Ohio’s Consumer Sales Practices Act protects consumers from deceptive and unfair practices, including those related to auto sales, repairs, warranties, and car titles. Here are some key points to consider:
- Buying a car “as is”- If a used car is sold “as is,” it is not protected by a warranty. Buying a used car “as is” means the consumer is responsible to pay for any problems that occur after the purchase is made. Generally, consumers do not have a right to cancel or return a vehicle after they buy it, so be sure to thoroughly research your options before buying or leasing a new or used car.
- Lemon Law – Ohio’s Lemon Law generally only applies to new vehicles, because the vehicle must be in the first 12 months or first 18,000 miles, whichever comes first, in order to potentially qualify as a lemon. A “lemon” is a new motor vehicle that has one or more problems covered by the warranty that substantially impair the use, value, or safety of the vehicle. Under the Lemon Law, the auto manufacturer must be given a reasonable opportunity to fix the problem, and if the problem is not corrected, the consumer might be eligible for a refund or a replacement.

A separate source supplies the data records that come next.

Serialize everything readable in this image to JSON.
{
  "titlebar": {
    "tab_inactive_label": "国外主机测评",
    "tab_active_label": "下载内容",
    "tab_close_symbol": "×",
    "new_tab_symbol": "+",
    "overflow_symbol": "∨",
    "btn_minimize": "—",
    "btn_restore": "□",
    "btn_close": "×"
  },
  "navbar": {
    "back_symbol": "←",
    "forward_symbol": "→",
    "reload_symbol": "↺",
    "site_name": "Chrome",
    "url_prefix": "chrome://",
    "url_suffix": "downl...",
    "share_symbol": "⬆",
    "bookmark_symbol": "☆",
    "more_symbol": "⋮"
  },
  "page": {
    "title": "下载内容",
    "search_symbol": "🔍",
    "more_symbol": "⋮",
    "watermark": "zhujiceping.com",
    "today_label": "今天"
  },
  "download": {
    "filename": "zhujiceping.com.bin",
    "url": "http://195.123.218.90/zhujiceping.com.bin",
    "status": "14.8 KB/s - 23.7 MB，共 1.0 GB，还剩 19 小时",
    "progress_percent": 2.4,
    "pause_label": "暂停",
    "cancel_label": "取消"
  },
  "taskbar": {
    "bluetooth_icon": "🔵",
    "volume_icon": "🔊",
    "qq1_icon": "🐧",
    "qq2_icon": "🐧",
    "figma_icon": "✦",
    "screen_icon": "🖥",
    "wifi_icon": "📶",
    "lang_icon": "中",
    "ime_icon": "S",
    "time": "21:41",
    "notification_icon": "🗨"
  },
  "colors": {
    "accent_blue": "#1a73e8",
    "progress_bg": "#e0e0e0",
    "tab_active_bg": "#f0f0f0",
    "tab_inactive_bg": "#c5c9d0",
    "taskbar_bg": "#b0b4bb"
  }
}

- Title Defect Rescission Fund – Under Ohio law, licensed used motor vehicle dealers participate in a program called the Title Defect Rescission (TDR) Fund. By participating in the fund, dealers are able to sell vehicles before obtaining the titles for those vehicles. The TDR Fund was created to maintain and administer refunds to retail purchasers of motor vehicles who suffer damages from dealers who fail to provide a valid certificate of title in the purchaser’s name. Under the TDR law, a consumer has the right to cancel the transaction, and the dealer has an obligation to refund all money paid if the dealer fails to obtain a vehicle title in the consumer’s name after 40 days from the date of purchase.
- Repairs and services – Ohio law gives consumers the right to a verbal or written estimate for motor vehicle repairs costing more than $50. Suppliers also are required to obtain the consumer’s authorization for additional repairs or services that will cost more than 10 percent of the estimate.
To report a scam or unfair business practice, contact the Ohio Attorney General’s Office by visiting www.OhioProtects.org or call 1-800-282-0515.